5 mile per hour no wake rule. The same rule applies to the outlet
from Celoron to the City of Jamestown, and the Cattaraugus Creek in
the Town of Hanover.
Water Craft are not allowed to be operated within 500 feet
of a designated beach or bathing area unless they are traveling at
a speed of 10 miles per hour or less, however they must travel at
5mph or less when within 200ft rule as stated above.
time speed; No vessel shall travel at a speed faster than
20 miles per hour from sunset to sunrise on the inland waters of Chautauqua
County. No PWC’s after sunset.
- Findley Lake also has a local law that requires
boaters to travel in a counter clockwise direction when traveling
- Reckless operation; every vessel shall be operated
in a careful and prudent manner so as to not unreasonably interfere
with the free and proper use of the navigable waterways of this state.
Reckless operation is a misdemeanor.
- Spot lights; It is unlawful to shine a spot light
into the direction of another vessel as doing so could cause temporary
loss of night vision and lead to an accident. This is a misdemeanor
under the state laws.
- Accident reporting; every vessel involved in an
accident where property damage is in excess of $1000 shall report
the same to the Sheriff, or closest Law Enforcement agency. Every
vessel accident below the threshold of $1000 must have the operator
stop and give his information to the operator of the other vessel
or to the property owner that sustained damage. Failure to report
an accident is a crime.
- Failure to comply; All vessels must comply with
the requests of police officers, law enforcement and/ or emergency
- Failure to answer summons; If you are issued a
summons for a navigation violation the same rules apply as for any
arrest. You are required by law to answer the charges in a court of
law and failure to do so can result in suspension of your boating
privileges, an arrest warrant, or both.
- Underage operation after consuming alcohol; No
person under the age of 21 shall operate a vessel just like with an
automobile, after consuming alcohol. For the purpose of this section
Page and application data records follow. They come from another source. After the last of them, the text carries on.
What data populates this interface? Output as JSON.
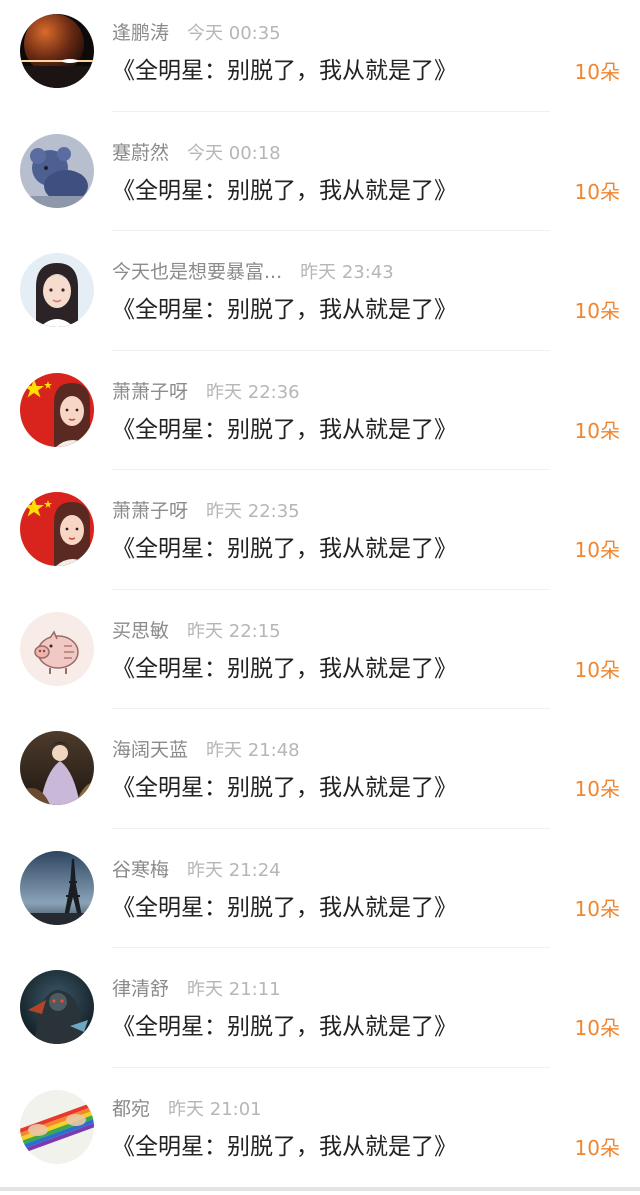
{
  "colors": {
    "name": "#8b8b8b",
    "time": "#b6b6b6",
    "gift": "#222222",
    "amount": "#f0852d"
  },
  "rows": [
    {
      "name": "逢鹏涛",
      "time": "今天 00:35",
      "gift": "《全明星：别脱了，我从就是了》",
      "amount": "10朵",
      "avatar_icon": "planet-avatar-icon"
    },
    {
      "name": "蹇蔚然",
      "time": "今天 00:18",
      "gift": "《全明星：别脱了，我从就是了》",
      "amount": "10朵",
      "avatar_icon": "plush-toy-avatar-icon"
    },
    {
      "name": "今天也是想要暴富...",
      "time": "昨天 23:43",
      "gift": "《全明星：别脱了，我从就是了》",
      "amount": "10朵",
      "avatar_icon": "girl-portrait-avatar-icon"
    },
    {
      "name": "萧萧子呀",
      "time": "昨天 22:36",
      "gift": "《全明星：别脱了，我从就是了》",
      "amount": "10朵",
      "avatar_icon": "flag-portrait-avatar-icon"
    },
    {
      "name": "萧萧子呀",
      "time": "昨天 22:35",
      "gift": "《全明星：别脱了，我从就是了》",
      "amount": "10朵",
      "avatar_icon": "flag-portrait-avatar-icon"
    },
    {
      "name": "买思敏",
      "time": "昨天 22:15",
      "gift": "《全明星：别脱了，我从就是了》",
      "amount": "10朵",
      "avatar_icon": "pig-sketch-avatar-icon"
    },
    {
      "name": "海阔天蓝",
      "time": "昨天 21:48",
      "gift": "《全明星：别脱了，我从就是了》",
      "amount": "10朵",
      "avatar_icon": "painting-avatar-icon"
    },
    {
      "name": "谷寒梅",
      "time": "昨天 21:24",
      "gift": "《全明星：别脱了，我从就是了》",
      "amount": "10朵",
      "avatar_icon": "eiffel-tower-avatar-icon"
    },
    {
      "name": "律清舒",
      "time": "昨天 21:11",
      "gift": "《全明星：别脱了，我从就是了》",
      "amount": "10朵",
      "avatar_icon": "armored-hero-avatar-icon"
    },
    {
      "name": "都宛",
      "time": "昨天 21:01",
      "gift": "《全明星：别脱了，我从就是了》",
      "amount": "10朵",
      "avatar_icon": "rainbow-hands-avatar-icon"
    }
  ]
}
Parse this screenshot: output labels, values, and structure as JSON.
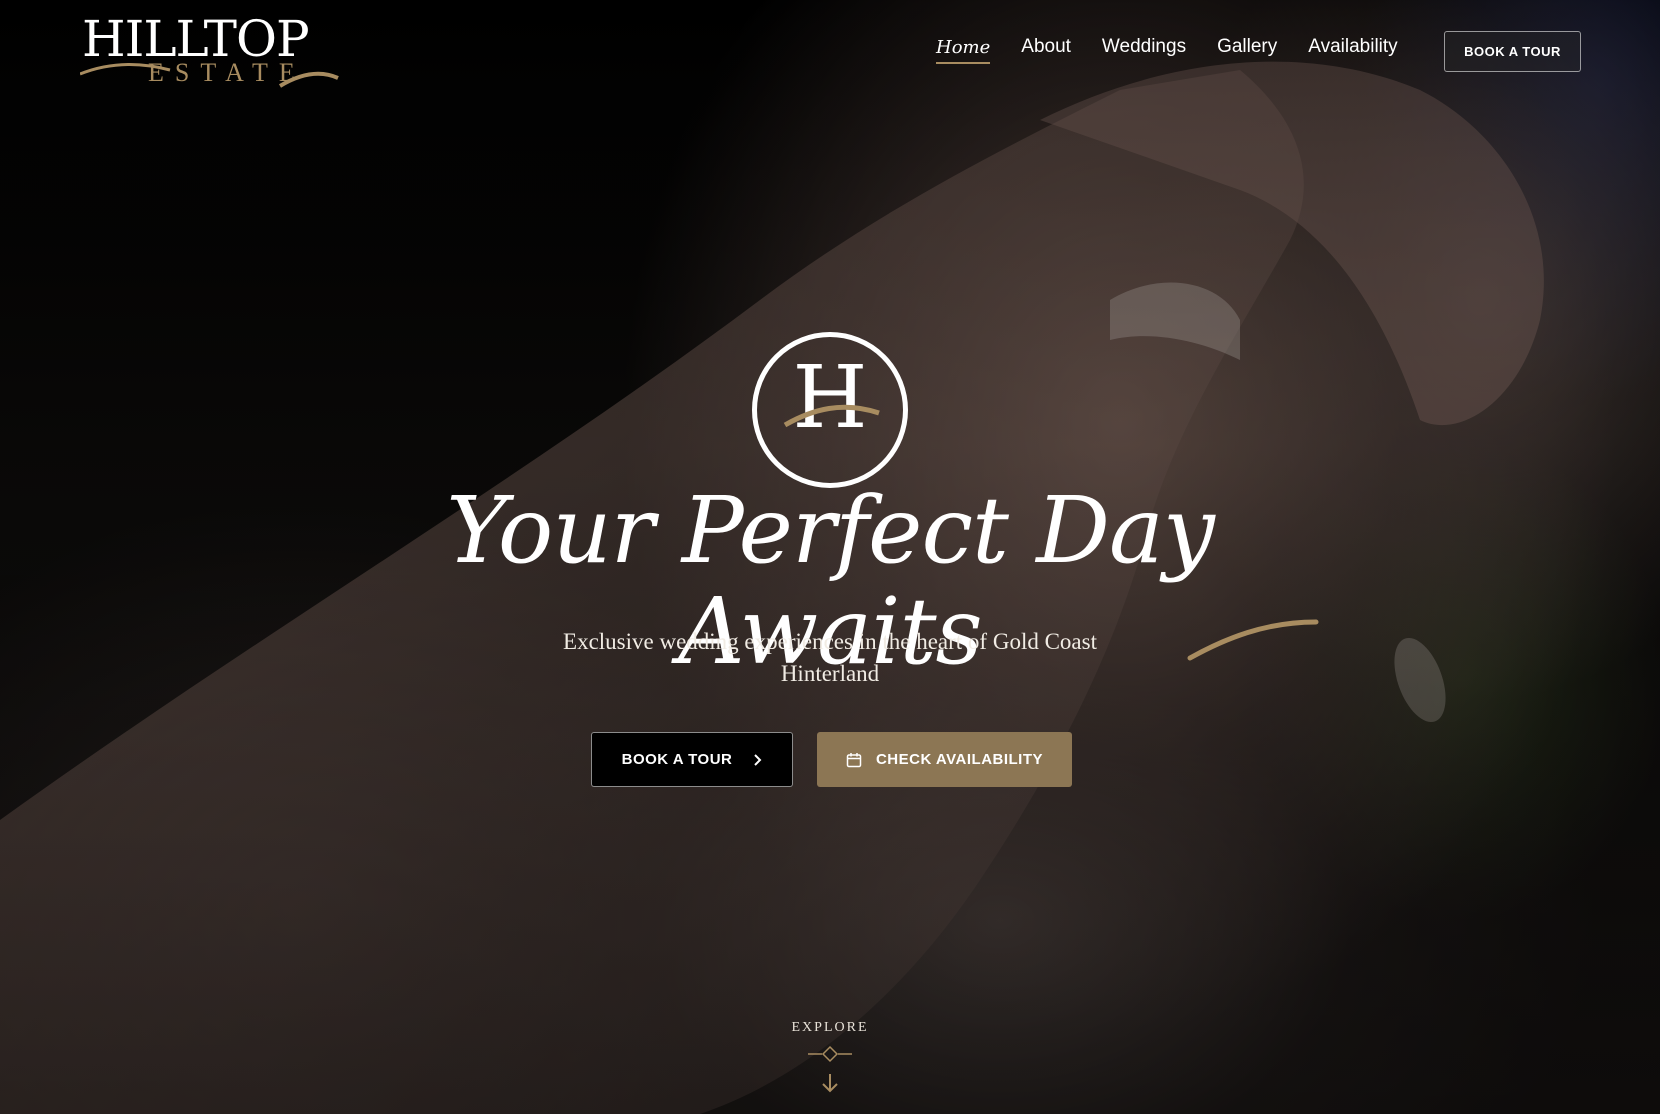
{
  "brand": {
    "logo_main": "HILLTOP",
    "logo_sub": "ESTATE",
    "emblem_letter": "H",
    "accent_color": "#a88c60"
  },
  "nav": {
    "items": [
      {
        "label": "Home",
        "active": true
      },
      {
        "label": "About",
        "active": false
      },
      {
        "label": "Weddings",
        "active": false
      },
      {
        "label": "Gallery",
        "active": false
      },
      {
        "label": "Availability",
        "active": false
      }
    ],
    "cta_label": "BOOK A TOUR"
  },
  "hero": {
    "title": "Your Perfect Day Awaits",
    "subtitle": "Exclusive wedding experiences in the heart of Gold Coast Hinterland",
    "primary_button": {
      "label": "BOOK A TOUR",
      "icon": "chevron-right-icon"
    },
    "secondary_button": {
      "label": "CHECK AVAILABILITY",
      "icon": "calendar-icon",
      "color": "#8c7654"
    }
  },
  "scroll_hint": {
    "label": "EXPLORE",
    "icon": "arrow-down-icon"
  }
}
a blood alcohol level of .02 to .07 shall be the guide lines for charging
a person. Any blood alcohol level above .07 will constitute a Boating
- BWI; boating while intoxicated is just as serious
on the water as in an automobile. The BAC levels are at .08 and the
fines carried are similar. Refusal to submit to a breath test will
result in the suspension of your privilege to operate a vessel in
© 2010 Chautauqua County Office Of The Sheriff. All Rights Reserved.